■ **TASK TO COMPLETE**: Pictures must be dropped from the copy of the entries below; all else is returned exactly.

■ **DATA IN THIS EXERCISE**:
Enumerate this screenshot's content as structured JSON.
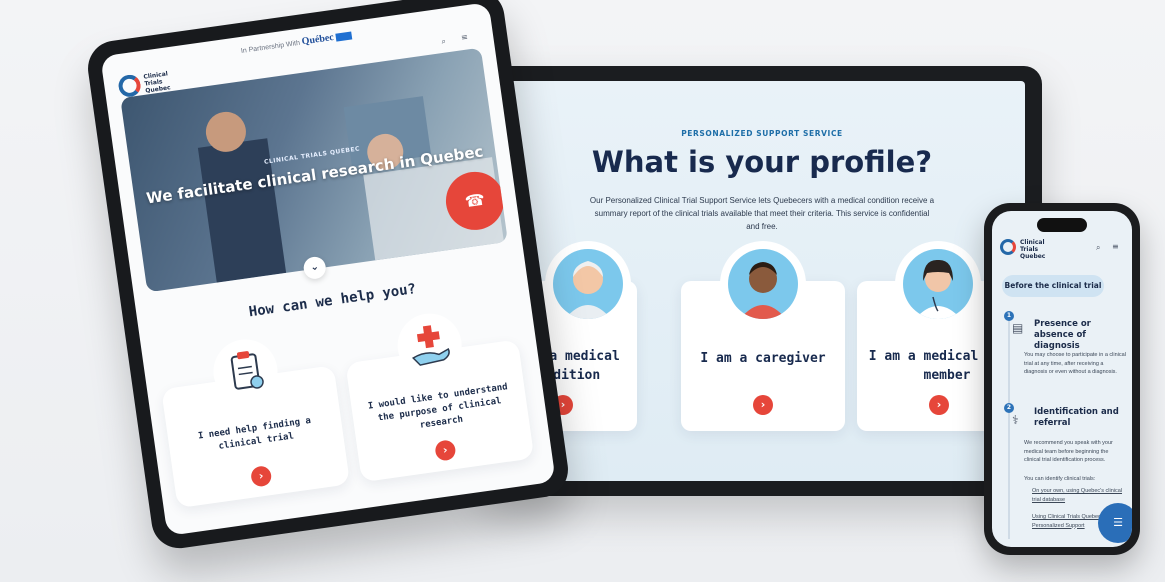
{
  "tablet": {
    "partner_text": "In Partnership With",
    "partner_brand": "Québec",
    "logo_lines": [
      "Clinical",
      "Trials",
      "Quebec"
    ],
    "hero_kicker": "CLINICAL TRIALS QUEBEC",
    "hero_title": "We facilitate clinical research in Quebec",
    "help_title": "How can we help you?",
    "cards": [
      {
        "label": "I need help finding a clinical trial"
      },
      {
        "label": "I would like to understand the purpose of clinical research"
      }
    ]
  },
  "monitor": {
    "kicker": "PERSONALIZED SUPPORT SERVICE",
    "title": "What is your profile?",
    "description": "Our Personalized Clinical Trial Support Service lets Quebecers with a medical condition receive a summary report of the clinical trials available that meet their criteria. This service is confidential and free.",
    "profiles": [
      {
        "label": "have a medical condition"
      },
      {
        "label": "I am a caregiver"
      },
      {
        "label": "I am a medical staff member"
      }
    ]
  },
  "phone": {
    "logo_lines": [
      "Clinical",
      "Trials",
      "Quebec"
    ],
    "pill": "Before the clinical trial",
    "steps": [
      {
        "num": "1",
        "title": "Presence or absence of diagnosis",
        "desc": "You may choose to participate in a clinical trial at any time, after receiving a diagnosis or even without a diagnosis."
      },
      {
        "num": "2",
        "title": "Identification and referral",
        "desc": "We recommend you speak with your medical team before beginning the clinical trial identification process.",
        "desc2": "You can identify clinical trials:",
        "bullets": [
          "On your own, using Quebec's clinical trial database",
          "Using Clinical Trials Quebec's Personalized Support"
        ]
      }
    ]
  },
  "colors": {
    "accent_red": "#e6463a",
    "navy": "#182a4e",
    "blue": "#2468a8"
  }
}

■ **RESULT**:
Enumerate this screenshot's content as structured JSON.
{
  "tablet": {
    "partner_text": "In Partnership With",
    "partner_brand": "Québec",
    "logo_lines": [
      "Clinical",
      "Trials",
      "Quebec"
    ],
    "hero_kicker": "CLINICAL TRIALS QUEBEC",
    "hero_title": "We facilitate clinical research in Quebec",
    "help_title": "How can we help you?",
    "cards": [
      {
        "label": "I need help finding a clinical trial"
      },
      {
        "label": "I would like to understand the purpose of clinical research"
      }
    ]
  },
  "monitor": {
    "kicker": "PERSONALIZED SUPPORT SERVICE",
    "title": "What is your profile?",
    "description": "Our Personalized Clinical Trial Support Service lets Quebecers with a medical condition receive a summary report of the clinical trials available that meet their criteria. This service is confidential and free.",
    "profiles": [
      {
        "label": "have a medical condition"
      },
      {
        "label": "I am a caregiver"
      },
      {
        "label": "I am a medical staff member"
      }
    ]
  },
  "phone": {
    "logo_lines": [
      "Clinical",
      "Trials",
      "Quebec"
    ],
    "pill": "Before the clinical trial",
    "steps": [
      {
        "num": "1",
        "title": "Presence or absence of diagnosis",
        "desc": "You may choose to participate in a clinical trial at any time, after receiving a diagnosis or even without a diagnosis."
      },
      {
        "num": "2",
        "title": "Identification and referral",
        "desc": "We recommend you speak with your medical team before beginning the clinical trial identification process.",
        "desc2": "You can identify clinical trials:",
        "bullets": [
          "On your own, using Quebec's clinical trial database",
          "Using Clinical Trials Quebec's Personalized Support"
        ]
      }
    ]
  },
  "colors": {
    "accent_red": "#e6463a",
    "navy": "#182a4e",
    "blue": "#2468a8"
  }
}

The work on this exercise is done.